→ Given information:
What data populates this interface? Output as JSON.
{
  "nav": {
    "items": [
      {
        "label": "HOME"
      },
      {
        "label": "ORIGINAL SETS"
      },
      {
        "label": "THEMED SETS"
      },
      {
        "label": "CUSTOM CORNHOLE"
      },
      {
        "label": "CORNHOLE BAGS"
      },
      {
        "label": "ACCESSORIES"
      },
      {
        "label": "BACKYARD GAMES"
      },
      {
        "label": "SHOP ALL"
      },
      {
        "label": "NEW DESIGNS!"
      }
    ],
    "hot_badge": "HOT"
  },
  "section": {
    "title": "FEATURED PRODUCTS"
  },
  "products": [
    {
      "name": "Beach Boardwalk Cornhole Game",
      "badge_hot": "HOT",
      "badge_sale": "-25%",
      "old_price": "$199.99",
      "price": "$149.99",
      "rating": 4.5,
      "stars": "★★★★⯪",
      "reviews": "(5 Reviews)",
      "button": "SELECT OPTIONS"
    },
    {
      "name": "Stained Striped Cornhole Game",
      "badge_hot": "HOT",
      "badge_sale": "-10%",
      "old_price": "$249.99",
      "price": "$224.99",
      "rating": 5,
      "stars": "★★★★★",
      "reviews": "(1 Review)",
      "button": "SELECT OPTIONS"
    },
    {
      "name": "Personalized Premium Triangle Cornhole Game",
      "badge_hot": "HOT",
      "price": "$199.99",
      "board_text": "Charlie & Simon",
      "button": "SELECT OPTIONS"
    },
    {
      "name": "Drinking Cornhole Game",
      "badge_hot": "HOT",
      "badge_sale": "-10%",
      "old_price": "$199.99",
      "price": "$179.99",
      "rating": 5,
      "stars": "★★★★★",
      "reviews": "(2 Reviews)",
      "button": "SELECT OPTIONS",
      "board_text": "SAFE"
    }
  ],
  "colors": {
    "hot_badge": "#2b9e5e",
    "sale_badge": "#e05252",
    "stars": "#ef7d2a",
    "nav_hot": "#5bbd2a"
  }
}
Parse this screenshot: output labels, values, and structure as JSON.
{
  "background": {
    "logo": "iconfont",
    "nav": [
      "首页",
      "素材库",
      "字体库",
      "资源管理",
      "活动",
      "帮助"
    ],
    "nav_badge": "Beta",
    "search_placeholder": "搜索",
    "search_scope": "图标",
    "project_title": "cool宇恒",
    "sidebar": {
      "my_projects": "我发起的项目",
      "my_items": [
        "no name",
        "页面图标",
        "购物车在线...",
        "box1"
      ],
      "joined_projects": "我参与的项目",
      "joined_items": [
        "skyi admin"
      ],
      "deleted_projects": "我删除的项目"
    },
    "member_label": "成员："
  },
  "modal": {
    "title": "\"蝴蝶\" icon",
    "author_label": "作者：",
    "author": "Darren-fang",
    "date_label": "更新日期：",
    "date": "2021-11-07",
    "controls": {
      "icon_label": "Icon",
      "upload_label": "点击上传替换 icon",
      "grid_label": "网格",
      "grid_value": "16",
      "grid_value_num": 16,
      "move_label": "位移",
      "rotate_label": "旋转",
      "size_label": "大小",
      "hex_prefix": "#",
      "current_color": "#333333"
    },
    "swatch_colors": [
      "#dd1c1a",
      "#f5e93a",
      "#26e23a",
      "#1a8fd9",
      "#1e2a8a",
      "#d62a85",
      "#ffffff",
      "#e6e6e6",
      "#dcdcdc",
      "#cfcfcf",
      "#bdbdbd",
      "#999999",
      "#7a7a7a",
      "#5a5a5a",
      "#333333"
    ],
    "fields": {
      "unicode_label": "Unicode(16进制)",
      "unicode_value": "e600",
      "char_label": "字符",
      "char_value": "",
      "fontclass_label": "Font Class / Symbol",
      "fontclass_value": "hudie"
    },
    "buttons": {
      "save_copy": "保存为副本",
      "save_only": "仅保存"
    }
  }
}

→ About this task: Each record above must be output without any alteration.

→ Solution to the problem:
What data populates this interface? Output as JSON.
{
  "nav": {
    "items": [
      {
        "label": "HOME"
      },
      {
        "label": "ORIGINAL SETS"
      },
      {
        "label": "THEMED SETS"
      },
      {
        "label": "CUSTOM CORNHOLE"
      },
      {
        "label": "CORNHOLE BAGS"
      },
      {
        "label": "ACCESSORIES"
      },
      {
        "label": "BACKYARD GAMES"
      },
      {
        "label": "SHOP ALL"
      },
      {
        "label": "NEW DESIGNS!"
      }
    ],
    "hot_badge": "HOT"
  },
  "section": {
    "title": "FEATURED PRODUCTS"
  },
  "products": [
    {
      "name": "Beach Boardwalk Cornhole Game",
      "badge_hot": "HOT",
      "badge_sale": "-25%",
      "old_price": "$199.99",
      "price": "$149.99",
      "rating": 4.5,
      "stars": "★★★★⯪",
      "reviews": "(5 Reviews)",
      "button": "SELECT OPTIONS"
    },
    {
      "name": "Stained Striped Cornhole Game",
      "badge_hot": "HOT",
      "badge_sale": "-10%",
      "old_price": "$249.99",
      "price": "$224.99",
      "rating": 5,
      "stars": "★★★★★",
      "reviews": "(1 Review)",
      "button": "SELECT OPTIONS"
    },
    {
      "name": "Personalized Premium Triangle Cornhole Game",
      "badge_hot": "HOT",
      "price": "$199.99",
      "board_text": "Charlie & Simon",
      "button": "SELECT OPTIONS"
    },
    {
      "name": "Drinking Cornhole Game",
      "badge_hot": "HOT",
      "badge_sale": "-10%",
      "old_price": "$199.99",
      "price": "$179.99",
      "rating": 5,
      "stars": "★★★★★",
      "reviews": "(2 Reviews)",
      "button": "SELECT OPTIONS",
      "board_text": "SAFE"
    }
  ],
  "colors": {
    "hot_badge": "#2b9e5e",
    "sale_badge": "#e05252",
    "stars": "#ef7d2a",
    "nav_hot": "#5bbd2a"
  }
}
Parse this screenshot: output labels, values, and structure as JSON.
{
  "background": {
    "logo": "iconfont",
    "nav": [
      "首页",
      "素材库",
      "字体库",
      "资源管理",
      "活动",
      "帮助"
    ],
    "nav_badge": "Beta",
    "search_placeholder": "搜索",
    "search_scope": "图标",
    "project_title": "cool宇恒",
    "sidebar": {
      "my_projects": "我发起的项目",
      "my_items": [
        "no name",
        "页面图标",
        "购物车在线...",
        "box1"
      ],
      "joined_projects": "我参与的项目",
      "joined_items": [
        "skyi admin"
      ],
      "deleted_projects": "我删除的项目"
    },
    "member_label": "成员："
  },
  "modal": {
    "title": "\"蝴蝶\" icon",
    "author_label": "作者：",
    "author": "Darren-fang",
    "date_label": "更新日期：",
    "date": "2021-11-07",
    "controls": {
      "icon_label": "Icon",
      "upload_label": "点击上传替换 icon",
      "grid_label": "网格",
      "grid_value": "16",
      "grid_value_num": 16,
      "move_label": "位移",
      "rotate_label": "旋转",
      "size_label": "大小",
      "hex_prefix": "#",
      "current_color": "#333333"
    },
    "swatch_colors": [
      "#dd1c1a",
      "#f5e93a",
      "#26e23a",
      "#1a8fd9",
      "#1e2a8a",
      "#d62a85",
      "#ffffff",
      "#e6e6e6",
      "#dcdcdc",
      "#cfcfcf",
      "#bdbdbd",
      "#999999",
      "#7a7a7a",
      "#5a5a5a",
      "#333333"
    ],
    "fields": {
      "unicode_label": "Unicode(16进制)",
      "unicode_value": "e600",
      "char_label": "字符",
      "char_value": "",
      "fontclass_label": "Font Class / Symbol",
      "fontclass_value": "hudie"
    },
    "buttons": {
      "save_copy": "保存为副本",
      "save_only": "仅保存"
    }
  }
}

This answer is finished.